Unlike the 3D procedure as described below this “old way” of alignment is dependent on the operator conducting measurements from the reference line, he requires a clear line of sight to his reference targets which is free of cranes, other machinery and people.

The task is onerous and more often than not very frustrating.



Roller alignment using modern 3D metrology equipment

As the art of science in survey evolves so too does the quality and precision of associating instruments evolve. Machines run faster and finer as the demand on their products increase. Error margins decrease and higher quality becomes the norm as opposed to the expected. Today’s machines simply cannot be serviced with antiquated survey methods and instruments.

High precision total stations such as the Leica TDA 5005 has revolutionized the science of mechanical measurements. The most obvious one is in the case of the instrument setup procedure itself. The Total Station no longer need to be positioned on a specific location, rather, it merely needs a good line of sight to the roller whose alignment it is measuring. Just like a laser tracker, the Total Station collects true three-dimensional information of the points simultaneously. In short, both parallelism and plumb are checked in one and the same step. And since the Total Station does not need to be meticulously positioned in front of a specific roller, several rollers can be inspected in one step without moving the Total Station to a new position, with the only prerequisite being a line of sight between the measurement point and the Total Station.

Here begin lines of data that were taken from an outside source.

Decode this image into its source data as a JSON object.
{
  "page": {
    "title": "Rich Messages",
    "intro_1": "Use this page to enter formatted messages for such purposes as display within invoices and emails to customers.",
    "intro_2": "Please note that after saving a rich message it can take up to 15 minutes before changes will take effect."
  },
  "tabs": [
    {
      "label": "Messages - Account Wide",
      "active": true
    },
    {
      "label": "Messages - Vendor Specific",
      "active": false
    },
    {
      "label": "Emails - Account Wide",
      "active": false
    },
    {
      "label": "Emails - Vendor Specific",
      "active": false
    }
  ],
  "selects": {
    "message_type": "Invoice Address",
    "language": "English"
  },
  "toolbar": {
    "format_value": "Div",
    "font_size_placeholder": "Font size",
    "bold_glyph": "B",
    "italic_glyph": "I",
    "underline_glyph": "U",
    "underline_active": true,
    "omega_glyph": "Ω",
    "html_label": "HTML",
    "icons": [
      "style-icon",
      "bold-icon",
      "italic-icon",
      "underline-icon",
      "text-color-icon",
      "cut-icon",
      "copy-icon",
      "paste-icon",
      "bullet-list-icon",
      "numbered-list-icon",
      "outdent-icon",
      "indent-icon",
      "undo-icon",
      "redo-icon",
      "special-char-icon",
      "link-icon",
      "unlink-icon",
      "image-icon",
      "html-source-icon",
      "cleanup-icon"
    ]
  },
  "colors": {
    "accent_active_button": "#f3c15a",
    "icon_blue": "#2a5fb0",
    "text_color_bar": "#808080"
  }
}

By using reflectors, all the measurements can be performed in one go. And one of the most important factors in the measurement process is automation. Using the Leica Geosystems Total Station incorporates Automatic Target Recognition (ATR), thus removing the human factor from the equation. The operator no longer has to develop a ‘gut feeling’ for theodolite placement or for aiming the optics. The Total Station automatically tracks the reflectors as it is being moved from point to point, producing documentable information about each position measured with the onboard Local Resection and Tie Distance software. All this to a large extent minimizes the dependability on skilled labour, which is a limited resource.

The onboard software and its methodology allows the operator to use the angle component of the instrument to its highest accuracy possible, thus meeting and even exceeding the accuracy requirement of 0.1mm in the roller alignment process. The reliability of the onboard software and its user-friendliness, coupled with the utility of the so-called roller alignment kit, which allows the operator to measure just 4 points on a roller to create two parallel lines to inspect the parallelism and perpendicularity, yield a quick, easy, highly reliable measurement system impervious to the influences by the operator. More simply put, it is a fail-proof system that creates repeatable measurement results of the highest integrity time after time.





                             Old Way                                  3D Way
1 Reference line dependant Set-up anywhere convenient
2 Two instruments required to measure horizontal and vertical displacements Both planes are measured simultaneously
3 Only accessible rolls can be measured as instrument positioning relative to the ref line is limited. Rolls can be measured from any visible position
4 Height limitations dependant on the height of the tripods or extension No height restrictions
5 Operator fatigue and fluctuating expertise Less physically demanding less stress and effort
6 Measurements between rollers very difficult and inaccurate 3D method covers all planes including roller positions relative to one another
7 Measurements are dependent on the accuracy the assistant holding the scale on the roll ATR system does not need an assistant holding targets
8 No measurements possible “on the fly” With ATR and laser tracking measurements are automated on moving components
9 Measurements only possible “here and now” Automated monitoring system where time is not an issue